Every line below that has the string "image" needs to be copied.

• **Source data**

****************************************

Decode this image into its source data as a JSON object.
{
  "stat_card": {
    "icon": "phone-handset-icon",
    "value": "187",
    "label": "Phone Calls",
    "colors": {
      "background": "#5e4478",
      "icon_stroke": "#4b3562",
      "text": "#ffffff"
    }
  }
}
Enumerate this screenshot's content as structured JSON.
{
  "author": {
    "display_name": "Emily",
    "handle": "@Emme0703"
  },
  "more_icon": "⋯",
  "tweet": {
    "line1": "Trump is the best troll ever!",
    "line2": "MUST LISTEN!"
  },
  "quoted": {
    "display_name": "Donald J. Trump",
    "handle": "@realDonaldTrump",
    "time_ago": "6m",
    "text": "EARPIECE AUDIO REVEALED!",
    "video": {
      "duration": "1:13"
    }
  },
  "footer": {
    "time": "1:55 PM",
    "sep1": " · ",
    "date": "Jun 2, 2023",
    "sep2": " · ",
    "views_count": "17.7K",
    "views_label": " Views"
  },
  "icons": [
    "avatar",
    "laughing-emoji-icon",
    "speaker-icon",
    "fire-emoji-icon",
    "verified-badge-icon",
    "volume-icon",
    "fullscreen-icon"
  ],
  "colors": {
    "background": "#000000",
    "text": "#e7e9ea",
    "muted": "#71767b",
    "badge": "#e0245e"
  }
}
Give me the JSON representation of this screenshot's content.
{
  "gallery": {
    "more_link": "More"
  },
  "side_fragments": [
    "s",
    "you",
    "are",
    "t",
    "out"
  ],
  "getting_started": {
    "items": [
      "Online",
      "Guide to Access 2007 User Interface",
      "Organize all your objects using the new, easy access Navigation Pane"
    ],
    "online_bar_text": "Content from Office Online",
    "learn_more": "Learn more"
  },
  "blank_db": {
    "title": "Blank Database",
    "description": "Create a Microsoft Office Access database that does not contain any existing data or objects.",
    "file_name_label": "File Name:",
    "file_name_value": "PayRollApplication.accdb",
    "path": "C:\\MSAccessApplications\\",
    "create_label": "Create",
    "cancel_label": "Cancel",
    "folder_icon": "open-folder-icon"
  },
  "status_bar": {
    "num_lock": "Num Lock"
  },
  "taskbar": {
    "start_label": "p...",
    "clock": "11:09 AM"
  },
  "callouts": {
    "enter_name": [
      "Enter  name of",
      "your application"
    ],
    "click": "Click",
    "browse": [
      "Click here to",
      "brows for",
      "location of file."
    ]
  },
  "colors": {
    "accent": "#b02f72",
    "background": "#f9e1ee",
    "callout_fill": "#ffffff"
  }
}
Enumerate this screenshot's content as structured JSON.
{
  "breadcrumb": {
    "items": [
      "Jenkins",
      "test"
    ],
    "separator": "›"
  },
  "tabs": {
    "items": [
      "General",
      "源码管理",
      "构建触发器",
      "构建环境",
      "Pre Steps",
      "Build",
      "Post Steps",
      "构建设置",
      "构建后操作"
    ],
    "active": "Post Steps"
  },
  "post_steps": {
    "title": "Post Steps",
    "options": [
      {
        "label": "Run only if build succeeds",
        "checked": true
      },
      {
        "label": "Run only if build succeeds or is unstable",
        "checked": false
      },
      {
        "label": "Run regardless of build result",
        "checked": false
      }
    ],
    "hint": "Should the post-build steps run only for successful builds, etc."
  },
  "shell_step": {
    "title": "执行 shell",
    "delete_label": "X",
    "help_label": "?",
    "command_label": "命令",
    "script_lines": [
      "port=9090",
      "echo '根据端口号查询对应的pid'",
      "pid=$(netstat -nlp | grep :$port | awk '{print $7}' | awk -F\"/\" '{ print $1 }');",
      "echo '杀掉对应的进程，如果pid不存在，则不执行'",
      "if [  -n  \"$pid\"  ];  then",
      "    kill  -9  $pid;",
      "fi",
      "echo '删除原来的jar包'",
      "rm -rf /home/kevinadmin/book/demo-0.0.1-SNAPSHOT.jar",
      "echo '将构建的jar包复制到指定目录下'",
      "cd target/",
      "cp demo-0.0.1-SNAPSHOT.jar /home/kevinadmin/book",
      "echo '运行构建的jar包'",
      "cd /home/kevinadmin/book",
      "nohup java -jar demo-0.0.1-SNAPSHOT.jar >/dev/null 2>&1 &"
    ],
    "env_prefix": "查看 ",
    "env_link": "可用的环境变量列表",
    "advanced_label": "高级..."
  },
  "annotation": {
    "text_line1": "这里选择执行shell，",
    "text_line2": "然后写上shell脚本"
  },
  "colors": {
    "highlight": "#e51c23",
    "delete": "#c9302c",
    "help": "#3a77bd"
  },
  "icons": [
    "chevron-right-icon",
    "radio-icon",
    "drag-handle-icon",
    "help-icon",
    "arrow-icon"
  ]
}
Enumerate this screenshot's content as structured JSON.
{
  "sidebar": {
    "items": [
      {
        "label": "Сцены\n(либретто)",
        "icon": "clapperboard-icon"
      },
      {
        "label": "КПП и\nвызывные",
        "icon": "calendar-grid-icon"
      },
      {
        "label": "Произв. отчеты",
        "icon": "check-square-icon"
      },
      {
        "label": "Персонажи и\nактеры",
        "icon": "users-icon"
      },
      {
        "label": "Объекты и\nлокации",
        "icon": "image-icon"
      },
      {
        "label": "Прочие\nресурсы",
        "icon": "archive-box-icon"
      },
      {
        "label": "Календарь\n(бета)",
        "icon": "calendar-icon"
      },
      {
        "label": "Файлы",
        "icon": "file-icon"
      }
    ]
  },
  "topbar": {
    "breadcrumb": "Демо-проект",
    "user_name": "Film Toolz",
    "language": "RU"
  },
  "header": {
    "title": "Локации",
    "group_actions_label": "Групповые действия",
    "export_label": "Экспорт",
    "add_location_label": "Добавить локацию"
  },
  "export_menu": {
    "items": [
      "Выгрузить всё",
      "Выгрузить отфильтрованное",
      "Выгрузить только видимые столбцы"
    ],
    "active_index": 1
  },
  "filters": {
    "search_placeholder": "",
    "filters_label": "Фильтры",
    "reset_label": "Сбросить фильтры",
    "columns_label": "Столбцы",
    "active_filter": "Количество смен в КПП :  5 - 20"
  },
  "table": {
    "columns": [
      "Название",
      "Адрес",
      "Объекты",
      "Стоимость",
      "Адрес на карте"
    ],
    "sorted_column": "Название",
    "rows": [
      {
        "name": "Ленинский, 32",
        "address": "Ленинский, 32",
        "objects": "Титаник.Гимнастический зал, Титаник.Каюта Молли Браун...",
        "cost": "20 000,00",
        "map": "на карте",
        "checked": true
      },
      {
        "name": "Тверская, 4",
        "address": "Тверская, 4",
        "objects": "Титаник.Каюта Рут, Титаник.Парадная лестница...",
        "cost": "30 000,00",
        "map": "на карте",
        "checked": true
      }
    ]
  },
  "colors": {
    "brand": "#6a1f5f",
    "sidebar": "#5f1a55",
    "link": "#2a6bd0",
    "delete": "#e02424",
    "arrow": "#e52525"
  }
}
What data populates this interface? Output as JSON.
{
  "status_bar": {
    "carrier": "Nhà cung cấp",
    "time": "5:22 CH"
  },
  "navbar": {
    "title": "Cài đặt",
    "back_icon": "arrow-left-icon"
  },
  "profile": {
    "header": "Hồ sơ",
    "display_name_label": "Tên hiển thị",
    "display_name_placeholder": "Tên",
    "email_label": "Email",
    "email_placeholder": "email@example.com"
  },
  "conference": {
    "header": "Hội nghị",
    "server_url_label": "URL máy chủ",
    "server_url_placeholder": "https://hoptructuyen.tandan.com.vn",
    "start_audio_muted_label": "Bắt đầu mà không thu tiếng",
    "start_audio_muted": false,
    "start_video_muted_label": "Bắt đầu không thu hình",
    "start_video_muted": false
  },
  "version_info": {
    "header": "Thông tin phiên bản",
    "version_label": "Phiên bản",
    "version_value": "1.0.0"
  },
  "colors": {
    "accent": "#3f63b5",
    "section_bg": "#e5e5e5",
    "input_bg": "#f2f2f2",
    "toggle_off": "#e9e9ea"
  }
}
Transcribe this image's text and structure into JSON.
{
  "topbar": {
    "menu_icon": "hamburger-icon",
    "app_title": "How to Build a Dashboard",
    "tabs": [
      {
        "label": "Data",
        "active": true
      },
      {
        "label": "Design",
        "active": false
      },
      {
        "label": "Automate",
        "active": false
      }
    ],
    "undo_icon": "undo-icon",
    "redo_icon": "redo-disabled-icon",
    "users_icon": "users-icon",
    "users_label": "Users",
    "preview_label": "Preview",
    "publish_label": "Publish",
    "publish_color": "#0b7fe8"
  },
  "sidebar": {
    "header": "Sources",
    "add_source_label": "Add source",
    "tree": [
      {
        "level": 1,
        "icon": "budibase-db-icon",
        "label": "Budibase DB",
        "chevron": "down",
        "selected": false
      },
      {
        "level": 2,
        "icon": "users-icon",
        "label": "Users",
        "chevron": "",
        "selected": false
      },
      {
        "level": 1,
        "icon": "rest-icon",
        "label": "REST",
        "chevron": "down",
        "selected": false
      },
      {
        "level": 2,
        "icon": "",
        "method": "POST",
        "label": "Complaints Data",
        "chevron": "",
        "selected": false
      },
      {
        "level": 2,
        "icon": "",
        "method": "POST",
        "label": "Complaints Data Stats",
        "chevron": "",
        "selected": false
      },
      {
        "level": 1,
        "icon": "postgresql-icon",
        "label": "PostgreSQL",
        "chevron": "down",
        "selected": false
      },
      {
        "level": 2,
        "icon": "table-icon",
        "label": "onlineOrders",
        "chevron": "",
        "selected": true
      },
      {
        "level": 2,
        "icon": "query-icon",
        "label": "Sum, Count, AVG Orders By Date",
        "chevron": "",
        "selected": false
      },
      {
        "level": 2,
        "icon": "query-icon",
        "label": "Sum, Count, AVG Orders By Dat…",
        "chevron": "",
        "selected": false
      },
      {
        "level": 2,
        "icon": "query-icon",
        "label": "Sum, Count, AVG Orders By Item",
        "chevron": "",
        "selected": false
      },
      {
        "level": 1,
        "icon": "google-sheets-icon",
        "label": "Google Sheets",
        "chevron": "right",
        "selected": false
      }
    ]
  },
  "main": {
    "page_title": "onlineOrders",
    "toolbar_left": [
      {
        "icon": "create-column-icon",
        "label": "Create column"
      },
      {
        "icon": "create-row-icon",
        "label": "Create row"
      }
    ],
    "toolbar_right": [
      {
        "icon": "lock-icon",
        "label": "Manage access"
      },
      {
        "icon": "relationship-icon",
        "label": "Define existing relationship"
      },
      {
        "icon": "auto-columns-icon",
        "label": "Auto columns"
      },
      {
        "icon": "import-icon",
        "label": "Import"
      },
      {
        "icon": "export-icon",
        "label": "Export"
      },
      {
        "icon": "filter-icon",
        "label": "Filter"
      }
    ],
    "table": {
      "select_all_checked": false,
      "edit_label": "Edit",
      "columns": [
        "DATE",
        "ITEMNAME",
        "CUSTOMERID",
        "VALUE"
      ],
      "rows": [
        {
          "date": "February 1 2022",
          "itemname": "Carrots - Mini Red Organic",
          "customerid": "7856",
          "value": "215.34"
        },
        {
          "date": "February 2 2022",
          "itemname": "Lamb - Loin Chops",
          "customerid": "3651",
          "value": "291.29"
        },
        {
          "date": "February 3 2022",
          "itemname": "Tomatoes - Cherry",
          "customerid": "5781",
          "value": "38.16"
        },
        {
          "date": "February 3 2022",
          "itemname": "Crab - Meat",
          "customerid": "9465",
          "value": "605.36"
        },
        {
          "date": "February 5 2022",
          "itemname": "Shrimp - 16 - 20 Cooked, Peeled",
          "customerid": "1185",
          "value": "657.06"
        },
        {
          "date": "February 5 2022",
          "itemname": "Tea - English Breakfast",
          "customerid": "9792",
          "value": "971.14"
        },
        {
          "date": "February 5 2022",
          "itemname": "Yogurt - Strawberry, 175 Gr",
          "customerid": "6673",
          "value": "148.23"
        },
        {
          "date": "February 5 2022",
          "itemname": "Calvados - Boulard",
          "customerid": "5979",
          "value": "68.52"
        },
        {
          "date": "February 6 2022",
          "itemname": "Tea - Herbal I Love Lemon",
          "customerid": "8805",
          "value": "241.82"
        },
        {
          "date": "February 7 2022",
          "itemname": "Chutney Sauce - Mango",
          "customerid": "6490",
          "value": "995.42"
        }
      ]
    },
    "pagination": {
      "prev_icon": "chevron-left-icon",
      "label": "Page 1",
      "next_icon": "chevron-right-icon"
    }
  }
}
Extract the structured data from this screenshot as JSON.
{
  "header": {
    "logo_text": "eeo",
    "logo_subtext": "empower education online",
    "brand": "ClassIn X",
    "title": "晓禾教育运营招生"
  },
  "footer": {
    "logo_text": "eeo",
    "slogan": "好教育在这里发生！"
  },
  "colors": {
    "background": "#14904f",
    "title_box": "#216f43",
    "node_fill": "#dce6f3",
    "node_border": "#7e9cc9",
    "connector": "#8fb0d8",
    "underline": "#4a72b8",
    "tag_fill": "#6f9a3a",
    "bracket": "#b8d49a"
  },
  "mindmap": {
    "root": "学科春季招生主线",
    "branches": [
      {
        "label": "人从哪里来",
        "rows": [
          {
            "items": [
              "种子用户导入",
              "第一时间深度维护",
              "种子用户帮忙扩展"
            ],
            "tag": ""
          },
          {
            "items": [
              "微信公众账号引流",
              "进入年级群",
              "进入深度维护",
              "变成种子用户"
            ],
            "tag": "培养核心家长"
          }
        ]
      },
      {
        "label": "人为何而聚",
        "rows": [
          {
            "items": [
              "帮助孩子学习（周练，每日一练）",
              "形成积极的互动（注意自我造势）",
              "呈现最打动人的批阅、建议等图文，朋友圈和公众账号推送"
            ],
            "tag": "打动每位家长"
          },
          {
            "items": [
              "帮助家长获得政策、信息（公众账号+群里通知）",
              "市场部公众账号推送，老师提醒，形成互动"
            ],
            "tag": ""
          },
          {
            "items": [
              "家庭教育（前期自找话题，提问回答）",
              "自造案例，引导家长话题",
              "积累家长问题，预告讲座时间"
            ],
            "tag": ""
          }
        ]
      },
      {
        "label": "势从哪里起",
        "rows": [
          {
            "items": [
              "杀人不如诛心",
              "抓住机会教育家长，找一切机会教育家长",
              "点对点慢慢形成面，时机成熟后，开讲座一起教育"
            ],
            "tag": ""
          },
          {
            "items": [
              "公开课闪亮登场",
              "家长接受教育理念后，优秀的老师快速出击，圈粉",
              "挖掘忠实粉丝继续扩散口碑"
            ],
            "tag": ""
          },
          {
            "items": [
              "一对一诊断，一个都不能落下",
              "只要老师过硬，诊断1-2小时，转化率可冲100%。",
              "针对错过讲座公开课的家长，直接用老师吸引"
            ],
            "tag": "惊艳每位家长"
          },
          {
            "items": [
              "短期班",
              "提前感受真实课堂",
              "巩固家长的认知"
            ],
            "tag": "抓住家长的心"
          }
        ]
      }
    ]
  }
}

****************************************

• **Response area**
Decode this image into its source data as a JSON object.
        "icon": "image-icon"
Transcribe this image's text and structure into JSON.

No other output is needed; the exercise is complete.